Coming soon to a retail store checkout near you: Paper bags and a 5 cent fee to use them.

A plastic bag ban adopted by the cities of Lacey, Olympia and Tumwater as well as unincorporated Thurston County takes effect Tuesday, July 1.

Here are some questions and answers about it.

Q: What type of bags are banned?

A: The ban is aimed at thin plastic carryout bags. They’re commonly referred to as “T-shirt bags,” and are given at the checkouts of many retailers including Target, Walmart and Safeway.

“Retailers can continue to provide paper bags, but for the grocery-size bag or larger, they’ll need to charge a minimum of 5 cents,” said Terri Thomas, a waste reduction supervisor with Thurston County Solid Waste. “The reason for that is to level the playing field: Paper bags cost the retailers a bit more than the plastic ones. ...Most important, it acts as an incentive (for customers) to bring their own bags.”

Paper bags will be free for customers who use an Electronic Benefit Transfer card or other food assistance program.

Q: What about other types of plastic bags?

A: Certain types of plastic bags are exempt from the bans, including in-store bags for bulk items, produce and meat. The bans also don’t cover plastic bags for dry cleaning, newspapers or those used to carry prepared take-out food, according to a news release from Thurston County. Plastic garbage bags sold in packages also are exempt.

Q: What do retailers think about all of this?

A: Thomas said the laws were developed with input from retailers.

“This is the same ordinance that has been in place in other cities around Western Washington, so it’s not unfamiliar to us,” said Holly Chisa, a representative for Northwest Grocery Association. “Our members are committed to helping in the transition.”

Kevin Stormans, president of Stormans Inc. which operates Bayview and Ralph’s Thriftway stores in Olympia, said his company has encouraged shoppers to bring their own bags for years.

“It’s pretty straight forward,” Stormans said about the new law. “The best choice is to bring a reusable bag, that’s really what the whole county is trying to encourage. I think it’s a good thing.”

Q: What’s the point of the ban?

A: To help curb waste and improve the environment.

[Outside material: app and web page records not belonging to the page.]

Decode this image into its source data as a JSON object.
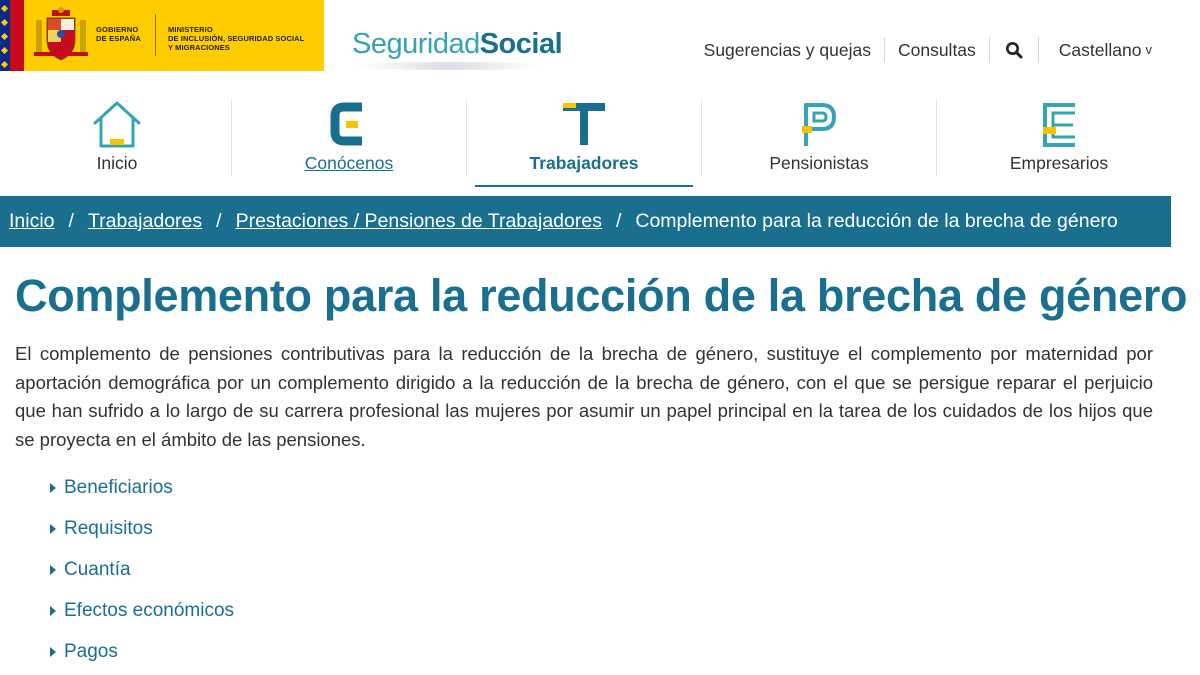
{
  "header": {
    "gov_line1": "GOBIERNO",
    "gov_line2": "DE ESPAÑA",
    "ministry_line1": "MINISTERIO",
    "ministry_line2": "DE INCLUSIÓN, SEGURIDAD SOCIAL",
    "ministry_line3": "Y MIGRACIONES",
    "logo_light": "Seguridad",
    "logo_bold": "Social",
    "links": {
      "suggestions": "Sugerencias y quejas",
      "queries": "Consultas",
      "search_icon": "search-icon",
      "language": "Castellano",
      "language_caret": "v"
    }
  },
  "nav": {
    "items": [
      {
        "label": "Inicio",
        "icon": "house-icon"
      },
      {
        "label": "Conócenos",
        "icon": "c-letter-icon"
      },
      {
        "label": "Trabajadores",
        "icon": "t-letter-icon"
      },
      {
        "label": "Pensionistas",
        "icon": "p-letter-icon"
      },
      {
        "label": "Empresarios",
        "icon": "e-letter-icon"
      }
    ]
  },
  "breadcrumb": {
    "items": [
      "Inicio",
      "Trabajadores",
      "Prestaciones / Pensiones de Trabajadores",
      "Complemento para la reducción de la brecha de género"
    ],
    "separator": "/"
  },
  "content": {
    "title": "Complemento para la reducción de la brecha de género",
    "intro": "El complemento de pensiones contributivas para la reducción de la brecha de género,  sustituye el complemento por maternidad por aportación demográfica por un complemento dirigido a la reducción de la brecha de género, con el que se persigue reparar el perjuicio que han sufrido a lo largo de su carrera profesional las mujeres por asumir un papel principal en la tarea de los cuidados de los hijos que se proyecta en el ámbito de las pensiones.",
    "links": [
      "Beneficiarios",
      "Requisitos",
      "Cuantía",
      "Efectos económicos",
      "Pagos"
    ]
  },
  "colors": {
    "primary": "#1a6f8f",
    "accent": "#36a3b5",
    "yellow": "#f5c400",
    "gov_yellow": "#FFCC00"
  }
}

Thurston County residents use an estimated 90 million plastic bags a year, Thomas said.

“That’s just a lot of unnecessary plastic,” she said.

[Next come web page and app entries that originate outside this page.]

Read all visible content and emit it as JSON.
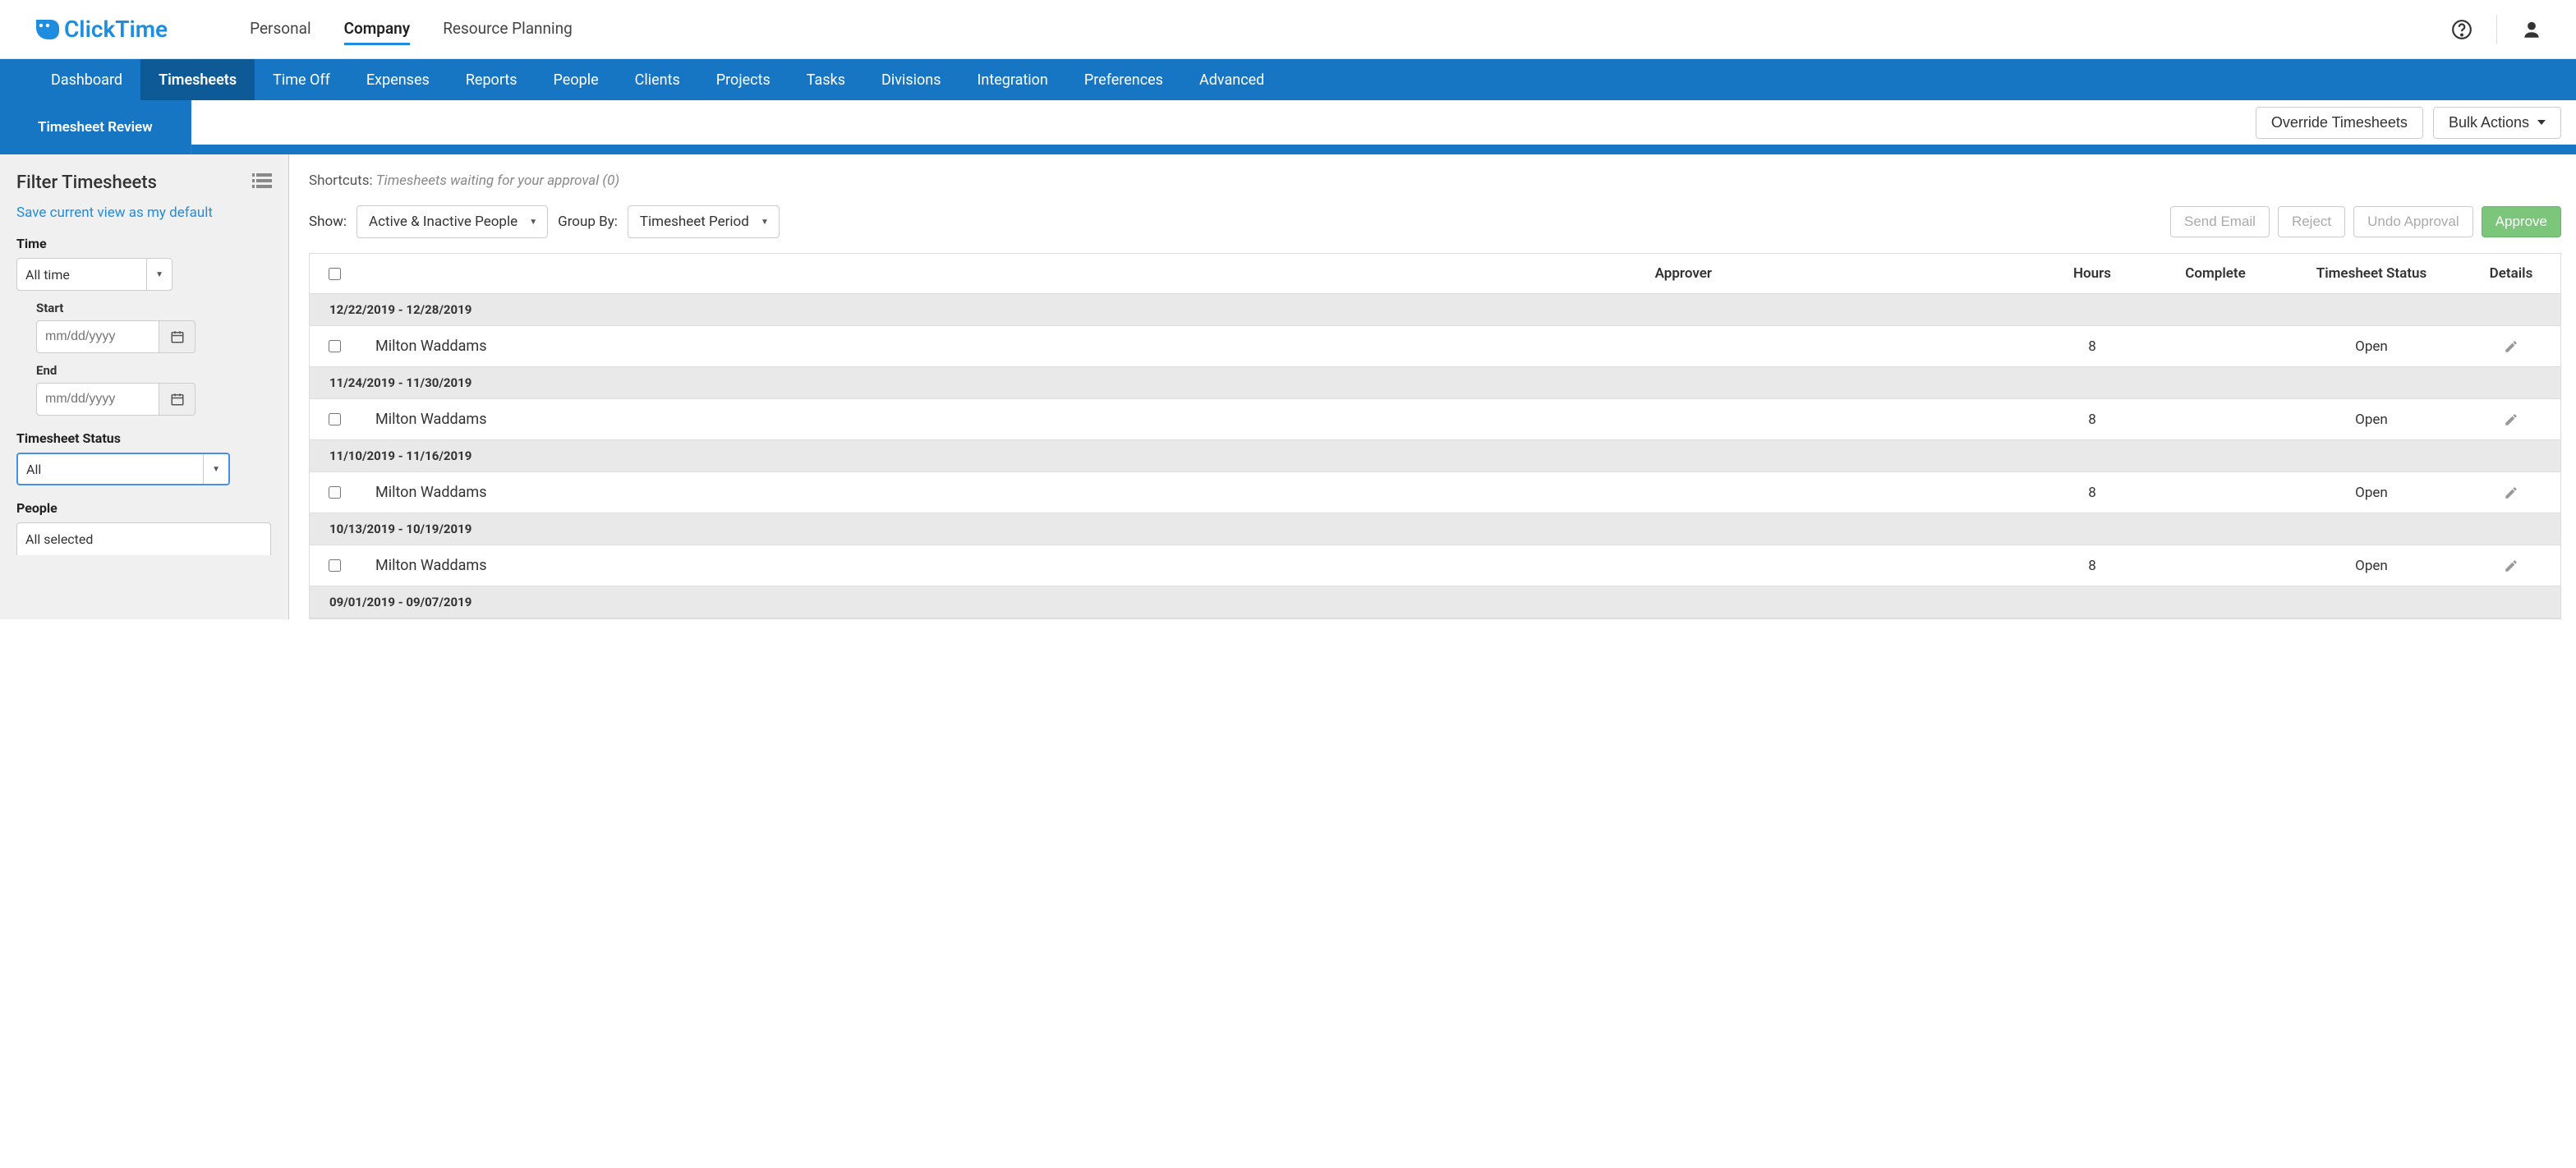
{
  "logo": "ClickTime",
  "topnav": {
    "items": [
      "Personal",
      "Company",
      "Resource Planning"
    ],
    "active_index": 1
  },
  "nav2": {
    "items": [
      "Dashboard",
      "Timesheets",
      "Time Off",
      "Expenses",
      "Reports",
      "People",
      "Clients",
      "Projects",
      "Tasks",
      "Divisions",
      "Integration",
      "Preferences",
      "Advanced"
    ],
    "active_index": 1
  },
  "subtab": "Timesheet Review",
  "header_buttons": {
    "override": "Override Timesheets",
    "bulk": "Bulk Actions"
  },
  "sidebar": {
    "title": "Filter Timesheets",
    "save_link": "Save current view as my default",
    "time_label": "Time",
    "time_select": "All time",
    "start_label": "Start",
    "end_label": "End",
    "date_placeholder": "mm/dd/yyyy",
    "status_label": "Timesheet Status",
    "status_select": "All",
    "people_label": "People",
    "people_select": "All selected"
  },
  "shortcuts": {
    "label": "Shortcuts:",
    "text": "Timesheets waiting for your approval (0)"
  },
  "controls": {
    "show_label": "Show:",
    "show_value": "Active & Inactive People",
    "group_label": "Group By:",
    "group_value": "Timesheet Period",
    "send_email": "Send Email",
    "reject": "Reject",
    "undo": "Undo Approval",
    "approve": "Approve"
  },
  "table": {
    "headers": {
      "approver": "Approver",
      "hours": "Hours",
      "complete": "Complete",
      "status": "Timesheet Status",
      "details": "Details"
    },
    "groups": [
      {
        "period": "12/22/2019 - 12/28/2019",
        "rows": [
          {
            "name": "Milton Waddams",
            "hours": "8",
            "status": "Open"
          }
        ]
      },
      {
        "period": "11/24/2019 - 11/30/2019",
        "rows": [
          {
            "name": "Milton Waddams",
            "hours": "8",
            "status": "Open"
          }
        ]
      },
      {
        "period": "11/10/2019 - 11/16/2019",
        "rows": [
          {
            "name": "Milton Waddams",
            "hours": "8",
            "status": "Open"
          }
        ]
      },
      {
        "period": "10/13/2019 - 10/19/2019",
        "rows": [
          {
            "name": "Milton Waddams",
            "hours": "8",
            "status": "Open"
          }
        ]
      },
      {
        "period": "09/01/2019 - 09/07/2019",
        "rows": []
      }
    ]
  }
}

Plastic bags have been in the top 10 list of items collected in litter and beach cleanups for years, she said.

“The plastic bags create quite a few problems in terms of sea life,” Thomas added. “The plastic bits break down, and wildlife mistakes them for food.”

Q: Where are some of the other places that have banned plastic bags?

A: “There are many across the country,” Thomas said. “Most cities in Los Angeles County have them. The entire state of Hawaii does. Right now, I think there are about 12 jurisdictions that have them (in Washington) including Seattle, Port Townsend and Bellingham.”